was completed in time for the class of 1933 to hold their Commence
exercises. William Eline was the contractor, son of the man who
built the East King Street School; Stanley B. Stover did the
electrical work and B.F. Redding the Plumbing.
The Board of Education consisted of Dr. Harry S. Crouse, Samuel
E. Renneer, John A. Mayers, Emory H. Snyder, and Henry S. Stover.
The High School Faculty included Paul E. King, Principal; Lloyd
L. Stavely, Harold R. Shriver, Golda O. Hook, Josephine Stetser
and Kathryn Snyder.
In 1938, the school added two new departments to its curriculum,

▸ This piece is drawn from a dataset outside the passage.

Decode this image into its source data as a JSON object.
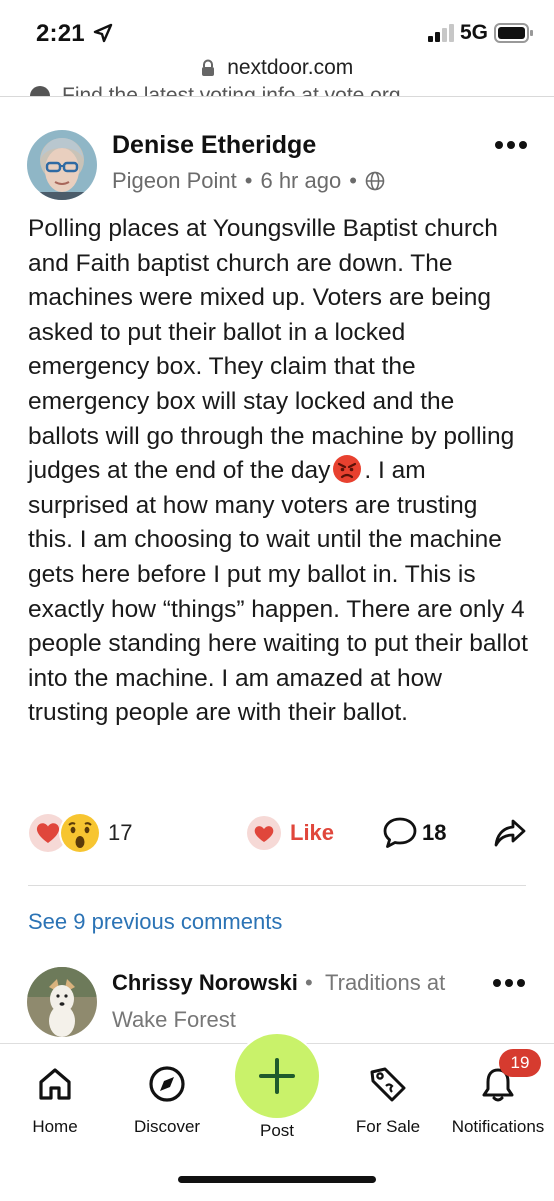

Industrial Arts and Home Economics. In 1944, Littlestown High
School had medical service for the first time with Mrs. Brenda
Badders Walker as school Nurse.
Mt. Pleasant township, Littlestown Borough, Mt. Joy, Union and
Germany townships formed the Littlestown Joint School System on
July 1, 1948. As a result the schools were changed from the 8-4
to the 6-6 plan. This caused an influx of Junior high pupils from
the rural schools which in turn brought about a new $54,000 addition
to the Maple Avenue School, to include 4 classrooms, a cafeteria,
and an office and storage room. Work began on Sept. 16, 1948 and
was completed by the end of the school year. Also, about this time
the new athletic field was put to use. All first grade pupils of
the Jointure were invited to come to Littlestown where two first
grades were established.
In the summer of 1950 extensive renovations were made in the
Maple Avenue structure to accommodate an enlarged Industrial
Arts program and to provide space for a music room and laboratory.
There were 972 pupils in the entire school system,; 433 enrolled
in the Junior-Senior High School. The East King Street building
accommodated grades one through six with a total of 547 pupils.
On February 11, 1952, the Joint Board of Education was advised
of the increase in enrollments of the elementary schools and
the lack of physical facilities. On April 8 it was agreed to
take an option on the proposal of Lloyd and Alma Crouse for twelve
lots on East Myrtle Street and consider the gift of lands adjoining
thereto as owned by I.H. Crouse & Sons. Bids were opened
for a new school on December 9, 1952, and contracts awarded.
Allen F. Feeser, Taneytown, Md. was general contractor. The name "Rolling
Acres Elementary School" was selected by the Board; dedication
of the new school, built at a cost of approximately $500,000
was held on Friday, January 29, 1954.
The present Littlestown High School was dedicated on September
3, 1961. It was built at an approximate cost of $1,500,000. The
School bell that was preserved in a special niche here is the
same bell used on the first private school established on East
King Street and later at the public school which is now the community
center. This bell now is on display in the foyer of the new gymnasium
at the high school.